Just how unlikely was the loss under the circumstances?
Before Friday, the Nats were 46-3 when leading after seven innings, while the Rockies were 5-47 when trailing through seven. And since 2012, Washington was 283-21 (.931) when carrying a lead into the eighth.
According to FanGraphs, the Nationals’ win expectancy when the eighth inning began was 94.1 percent. When Storen got Charlie Blackmon to fly out for the second out with a runner on first, it ticked up to 96.2 percent. And even after Nolan Arenado’s weakly hit infield single loaded the bases for Gonzalez, it remained at a strong 89.8 percent.
Of course, it’s important to note that win expectancy is based on what has happened in certain situations throughout baseball history and doesn’t consider the quality of players and teams involved. With Storen taking the mound with a 1.52 ERA and 14-game scoreless streak, the Nats’ odds probably were even better.
“When he comes in, it’s typically 1-2-3,” second baseman Danny Espinosa said of Storen, who had allowed one home run all season. “It’s awesome. He’s been unbelievable for us this year.”
Storen entered Friday with a win probability added (WPA) of 2.74 this season, third-best among MLB relievers, according to FanGraphs. WPA tracks changes in win expectancy from play to play and credits players with increasing their team’s chances, or charges them with hurting it.
When Storen threw Gonzalez an inside fastball that caught too much of the plate before rocketing over the right field wall, it dropped the Nats’ win expectancy from 89.8 to 26.8 percent in the span of a few seconds. That massive swing left Storen with a WPA of -0.663 for his one inning of work.
That’s the second-lowest mark by a Nats pitcher this season, behind Casey Janssen’s -0.686 in a loss to the Reds on May 30. It’s also the second lowest of Storen’s regular-season career, following a -0.959 he put up against the Phillies as a rookie on Sept. 19, 2010, when current teammate Jayson Werth reached him for a walk-off homer as part of a four-run outburst.

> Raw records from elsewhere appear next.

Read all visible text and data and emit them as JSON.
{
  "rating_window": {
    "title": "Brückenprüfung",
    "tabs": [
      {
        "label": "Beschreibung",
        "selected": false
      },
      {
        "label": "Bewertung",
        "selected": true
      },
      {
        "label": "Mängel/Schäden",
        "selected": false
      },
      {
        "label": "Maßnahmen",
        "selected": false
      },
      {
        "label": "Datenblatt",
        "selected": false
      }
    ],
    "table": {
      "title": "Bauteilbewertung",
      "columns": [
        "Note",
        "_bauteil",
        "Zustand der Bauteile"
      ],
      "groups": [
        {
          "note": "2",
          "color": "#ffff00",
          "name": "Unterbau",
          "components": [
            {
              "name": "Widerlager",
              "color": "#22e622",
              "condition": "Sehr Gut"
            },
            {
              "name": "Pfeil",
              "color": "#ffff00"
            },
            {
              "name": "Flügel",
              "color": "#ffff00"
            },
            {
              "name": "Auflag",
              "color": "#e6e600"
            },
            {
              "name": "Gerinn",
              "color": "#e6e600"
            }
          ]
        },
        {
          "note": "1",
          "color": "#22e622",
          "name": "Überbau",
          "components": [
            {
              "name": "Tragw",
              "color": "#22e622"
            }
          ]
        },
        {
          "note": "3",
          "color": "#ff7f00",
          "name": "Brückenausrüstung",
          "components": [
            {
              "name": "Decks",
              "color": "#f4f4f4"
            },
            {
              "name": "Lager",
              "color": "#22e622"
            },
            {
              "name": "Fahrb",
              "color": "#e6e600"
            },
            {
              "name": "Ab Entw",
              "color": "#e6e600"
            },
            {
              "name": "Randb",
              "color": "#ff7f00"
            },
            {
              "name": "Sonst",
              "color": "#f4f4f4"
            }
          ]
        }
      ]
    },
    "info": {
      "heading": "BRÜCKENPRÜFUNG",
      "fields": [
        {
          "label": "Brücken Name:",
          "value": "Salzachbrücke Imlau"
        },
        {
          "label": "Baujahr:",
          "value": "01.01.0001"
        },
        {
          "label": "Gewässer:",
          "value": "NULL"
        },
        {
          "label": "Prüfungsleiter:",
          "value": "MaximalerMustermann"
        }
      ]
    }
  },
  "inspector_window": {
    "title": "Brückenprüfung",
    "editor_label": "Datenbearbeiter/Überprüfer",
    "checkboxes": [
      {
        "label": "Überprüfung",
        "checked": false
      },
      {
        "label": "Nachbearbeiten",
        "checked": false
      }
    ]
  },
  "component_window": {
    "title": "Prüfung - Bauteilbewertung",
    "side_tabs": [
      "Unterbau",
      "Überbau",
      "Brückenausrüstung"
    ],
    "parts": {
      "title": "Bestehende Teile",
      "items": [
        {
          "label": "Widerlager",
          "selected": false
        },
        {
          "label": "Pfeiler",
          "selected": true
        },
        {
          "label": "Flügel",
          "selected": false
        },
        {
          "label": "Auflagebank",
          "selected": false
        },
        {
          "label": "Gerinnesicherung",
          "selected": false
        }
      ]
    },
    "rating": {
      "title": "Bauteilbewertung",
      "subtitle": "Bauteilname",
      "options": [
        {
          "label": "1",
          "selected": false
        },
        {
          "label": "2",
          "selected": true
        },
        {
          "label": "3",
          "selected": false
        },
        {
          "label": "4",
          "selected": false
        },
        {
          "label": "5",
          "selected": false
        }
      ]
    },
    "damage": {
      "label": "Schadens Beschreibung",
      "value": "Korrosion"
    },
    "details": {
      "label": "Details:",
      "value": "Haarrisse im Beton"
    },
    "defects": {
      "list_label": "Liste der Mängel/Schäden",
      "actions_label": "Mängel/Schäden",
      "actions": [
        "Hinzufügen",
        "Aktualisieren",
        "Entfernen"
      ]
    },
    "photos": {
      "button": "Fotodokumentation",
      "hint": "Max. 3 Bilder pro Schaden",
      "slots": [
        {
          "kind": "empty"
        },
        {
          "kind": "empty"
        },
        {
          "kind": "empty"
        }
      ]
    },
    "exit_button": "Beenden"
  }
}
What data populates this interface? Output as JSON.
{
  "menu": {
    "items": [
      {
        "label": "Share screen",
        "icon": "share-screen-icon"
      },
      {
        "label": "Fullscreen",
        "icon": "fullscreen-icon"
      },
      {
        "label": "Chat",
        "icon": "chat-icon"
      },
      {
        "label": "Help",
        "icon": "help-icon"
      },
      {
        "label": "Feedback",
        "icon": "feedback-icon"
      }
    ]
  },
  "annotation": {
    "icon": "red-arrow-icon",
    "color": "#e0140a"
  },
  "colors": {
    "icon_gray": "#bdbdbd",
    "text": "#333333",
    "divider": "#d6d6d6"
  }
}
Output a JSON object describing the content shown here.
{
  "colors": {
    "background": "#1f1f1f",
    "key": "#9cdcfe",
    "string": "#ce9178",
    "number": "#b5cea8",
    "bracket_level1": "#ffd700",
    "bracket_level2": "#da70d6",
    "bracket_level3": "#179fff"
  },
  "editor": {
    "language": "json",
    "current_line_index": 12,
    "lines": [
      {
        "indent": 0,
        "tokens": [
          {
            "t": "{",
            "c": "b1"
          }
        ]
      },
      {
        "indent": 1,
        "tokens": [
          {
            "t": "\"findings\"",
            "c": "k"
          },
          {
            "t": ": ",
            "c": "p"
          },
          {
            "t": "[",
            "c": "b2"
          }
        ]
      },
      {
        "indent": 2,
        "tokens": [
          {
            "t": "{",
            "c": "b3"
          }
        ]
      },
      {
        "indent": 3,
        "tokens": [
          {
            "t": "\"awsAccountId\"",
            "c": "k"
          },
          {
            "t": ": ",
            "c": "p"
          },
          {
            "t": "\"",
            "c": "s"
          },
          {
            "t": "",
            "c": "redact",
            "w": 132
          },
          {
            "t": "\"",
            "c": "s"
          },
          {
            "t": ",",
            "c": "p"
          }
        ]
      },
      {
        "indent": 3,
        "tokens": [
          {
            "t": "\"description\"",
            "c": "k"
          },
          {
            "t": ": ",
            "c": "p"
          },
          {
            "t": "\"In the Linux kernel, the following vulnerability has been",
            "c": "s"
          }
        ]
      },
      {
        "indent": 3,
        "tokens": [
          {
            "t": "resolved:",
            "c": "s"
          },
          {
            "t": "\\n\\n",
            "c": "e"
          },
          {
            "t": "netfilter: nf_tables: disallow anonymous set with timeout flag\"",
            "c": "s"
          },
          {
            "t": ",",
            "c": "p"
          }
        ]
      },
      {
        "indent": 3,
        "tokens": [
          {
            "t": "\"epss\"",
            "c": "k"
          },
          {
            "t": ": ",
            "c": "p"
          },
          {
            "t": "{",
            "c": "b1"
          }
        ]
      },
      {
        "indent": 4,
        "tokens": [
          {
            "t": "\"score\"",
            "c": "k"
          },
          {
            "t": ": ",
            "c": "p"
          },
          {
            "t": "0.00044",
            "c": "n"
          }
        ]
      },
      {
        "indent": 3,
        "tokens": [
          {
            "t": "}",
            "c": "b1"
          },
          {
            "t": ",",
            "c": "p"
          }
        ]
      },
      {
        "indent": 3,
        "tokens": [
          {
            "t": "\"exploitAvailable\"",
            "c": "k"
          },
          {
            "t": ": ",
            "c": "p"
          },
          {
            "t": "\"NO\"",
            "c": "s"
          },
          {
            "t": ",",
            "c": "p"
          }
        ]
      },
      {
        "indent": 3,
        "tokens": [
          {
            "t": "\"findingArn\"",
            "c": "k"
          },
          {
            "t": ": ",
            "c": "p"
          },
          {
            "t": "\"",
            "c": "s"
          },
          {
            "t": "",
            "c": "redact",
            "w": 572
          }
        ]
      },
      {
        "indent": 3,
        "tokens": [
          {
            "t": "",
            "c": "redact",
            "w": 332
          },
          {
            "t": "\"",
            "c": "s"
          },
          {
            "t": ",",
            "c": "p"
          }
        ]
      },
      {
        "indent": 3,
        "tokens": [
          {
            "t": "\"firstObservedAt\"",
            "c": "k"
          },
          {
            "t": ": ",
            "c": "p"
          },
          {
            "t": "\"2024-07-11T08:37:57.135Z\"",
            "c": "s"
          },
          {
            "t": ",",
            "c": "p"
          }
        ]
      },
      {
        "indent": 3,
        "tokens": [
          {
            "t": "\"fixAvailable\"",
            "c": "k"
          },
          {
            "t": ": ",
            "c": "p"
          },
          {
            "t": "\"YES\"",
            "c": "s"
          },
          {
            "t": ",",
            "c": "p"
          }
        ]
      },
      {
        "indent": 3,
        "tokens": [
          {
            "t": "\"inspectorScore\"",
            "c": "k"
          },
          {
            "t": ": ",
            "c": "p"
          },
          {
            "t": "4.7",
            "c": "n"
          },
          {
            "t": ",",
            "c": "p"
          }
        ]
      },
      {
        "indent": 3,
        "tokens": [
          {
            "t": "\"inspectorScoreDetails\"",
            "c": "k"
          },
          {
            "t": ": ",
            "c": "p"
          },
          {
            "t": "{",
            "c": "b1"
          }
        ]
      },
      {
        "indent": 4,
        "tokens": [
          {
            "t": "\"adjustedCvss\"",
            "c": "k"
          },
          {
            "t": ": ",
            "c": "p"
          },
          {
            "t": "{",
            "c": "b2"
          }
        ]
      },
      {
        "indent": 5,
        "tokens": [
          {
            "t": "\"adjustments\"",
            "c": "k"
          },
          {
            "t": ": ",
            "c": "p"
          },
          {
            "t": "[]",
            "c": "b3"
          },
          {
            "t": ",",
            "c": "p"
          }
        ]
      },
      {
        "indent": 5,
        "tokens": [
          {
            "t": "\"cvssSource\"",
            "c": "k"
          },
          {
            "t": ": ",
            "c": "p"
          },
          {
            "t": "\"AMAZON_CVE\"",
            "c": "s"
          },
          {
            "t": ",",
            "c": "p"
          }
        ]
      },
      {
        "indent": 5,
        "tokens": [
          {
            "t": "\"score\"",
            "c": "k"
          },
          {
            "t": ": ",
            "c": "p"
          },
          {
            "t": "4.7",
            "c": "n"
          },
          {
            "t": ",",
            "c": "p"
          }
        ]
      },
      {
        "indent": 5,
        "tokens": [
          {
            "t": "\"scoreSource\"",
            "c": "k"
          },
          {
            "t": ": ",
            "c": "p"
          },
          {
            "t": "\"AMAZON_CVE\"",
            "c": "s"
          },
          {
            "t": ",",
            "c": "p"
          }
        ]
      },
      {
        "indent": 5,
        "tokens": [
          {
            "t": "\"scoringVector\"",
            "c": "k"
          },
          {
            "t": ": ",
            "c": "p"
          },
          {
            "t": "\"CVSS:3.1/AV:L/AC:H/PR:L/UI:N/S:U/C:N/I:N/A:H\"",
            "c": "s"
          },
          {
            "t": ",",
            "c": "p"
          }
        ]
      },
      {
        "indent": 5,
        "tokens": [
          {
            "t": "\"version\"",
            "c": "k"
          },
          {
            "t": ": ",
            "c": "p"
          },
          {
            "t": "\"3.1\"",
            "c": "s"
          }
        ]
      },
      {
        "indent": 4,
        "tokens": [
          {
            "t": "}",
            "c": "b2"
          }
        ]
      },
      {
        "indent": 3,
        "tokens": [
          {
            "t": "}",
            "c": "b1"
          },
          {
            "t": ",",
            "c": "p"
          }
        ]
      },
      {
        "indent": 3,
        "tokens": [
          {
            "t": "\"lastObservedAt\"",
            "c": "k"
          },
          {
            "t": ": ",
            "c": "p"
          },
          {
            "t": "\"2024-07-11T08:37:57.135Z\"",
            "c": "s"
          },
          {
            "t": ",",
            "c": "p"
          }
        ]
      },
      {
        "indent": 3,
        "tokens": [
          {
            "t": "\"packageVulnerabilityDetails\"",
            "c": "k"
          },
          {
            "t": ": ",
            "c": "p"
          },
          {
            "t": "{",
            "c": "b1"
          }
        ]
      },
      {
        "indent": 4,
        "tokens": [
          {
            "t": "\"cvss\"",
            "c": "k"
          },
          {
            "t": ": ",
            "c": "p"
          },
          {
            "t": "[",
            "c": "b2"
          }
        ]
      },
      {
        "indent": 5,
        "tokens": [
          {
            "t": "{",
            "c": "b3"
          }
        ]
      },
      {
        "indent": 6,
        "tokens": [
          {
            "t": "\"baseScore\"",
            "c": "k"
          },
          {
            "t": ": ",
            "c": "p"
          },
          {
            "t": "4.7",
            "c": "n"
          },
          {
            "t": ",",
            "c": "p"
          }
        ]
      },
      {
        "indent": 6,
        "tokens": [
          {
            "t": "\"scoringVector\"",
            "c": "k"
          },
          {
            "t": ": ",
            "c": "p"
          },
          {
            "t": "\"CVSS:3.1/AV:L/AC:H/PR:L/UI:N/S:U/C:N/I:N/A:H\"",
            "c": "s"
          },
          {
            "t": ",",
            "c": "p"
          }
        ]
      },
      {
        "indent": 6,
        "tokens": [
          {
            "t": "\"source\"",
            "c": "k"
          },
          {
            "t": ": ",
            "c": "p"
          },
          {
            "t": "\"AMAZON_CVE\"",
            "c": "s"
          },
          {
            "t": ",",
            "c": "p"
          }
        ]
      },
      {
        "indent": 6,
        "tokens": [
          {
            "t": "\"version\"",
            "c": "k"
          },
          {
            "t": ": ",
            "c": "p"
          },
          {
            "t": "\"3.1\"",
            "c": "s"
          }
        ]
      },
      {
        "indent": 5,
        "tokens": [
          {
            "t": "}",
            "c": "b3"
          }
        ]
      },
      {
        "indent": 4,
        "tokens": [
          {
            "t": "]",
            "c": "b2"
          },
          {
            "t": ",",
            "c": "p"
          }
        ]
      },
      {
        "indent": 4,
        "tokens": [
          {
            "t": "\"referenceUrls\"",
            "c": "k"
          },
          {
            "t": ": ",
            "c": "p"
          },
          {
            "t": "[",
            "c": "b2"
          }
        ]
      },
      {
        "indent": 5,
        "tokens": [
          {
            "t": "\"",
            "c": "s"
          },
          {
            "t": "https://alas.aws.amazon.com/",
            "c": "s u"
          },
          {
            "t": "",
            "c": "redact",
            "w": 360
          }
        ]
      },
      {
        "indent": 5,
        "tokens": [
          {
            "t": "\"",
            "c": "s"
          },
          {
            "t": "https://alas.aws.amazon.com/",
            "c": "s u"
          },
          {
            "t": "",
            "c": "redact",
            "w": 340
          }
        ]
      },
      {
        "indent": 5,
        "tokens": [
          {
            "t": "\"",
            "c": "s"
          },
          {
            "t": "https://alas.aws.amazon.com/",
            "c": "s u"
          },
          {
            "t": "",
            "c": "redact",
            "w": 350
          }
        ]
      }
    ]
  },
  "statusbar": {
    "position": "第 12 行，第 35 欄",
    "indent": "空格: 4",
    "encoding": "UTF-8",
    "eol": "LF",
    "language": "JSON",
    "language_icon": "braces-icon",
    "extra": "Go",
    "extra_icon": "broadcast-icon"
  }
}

“Just had a couple guys get on base for various reasons and I make one bad pitch, have a fastball come over the plate to a really good hitter,” Storen said of Friday’s loss. “It’s the nature of the business.”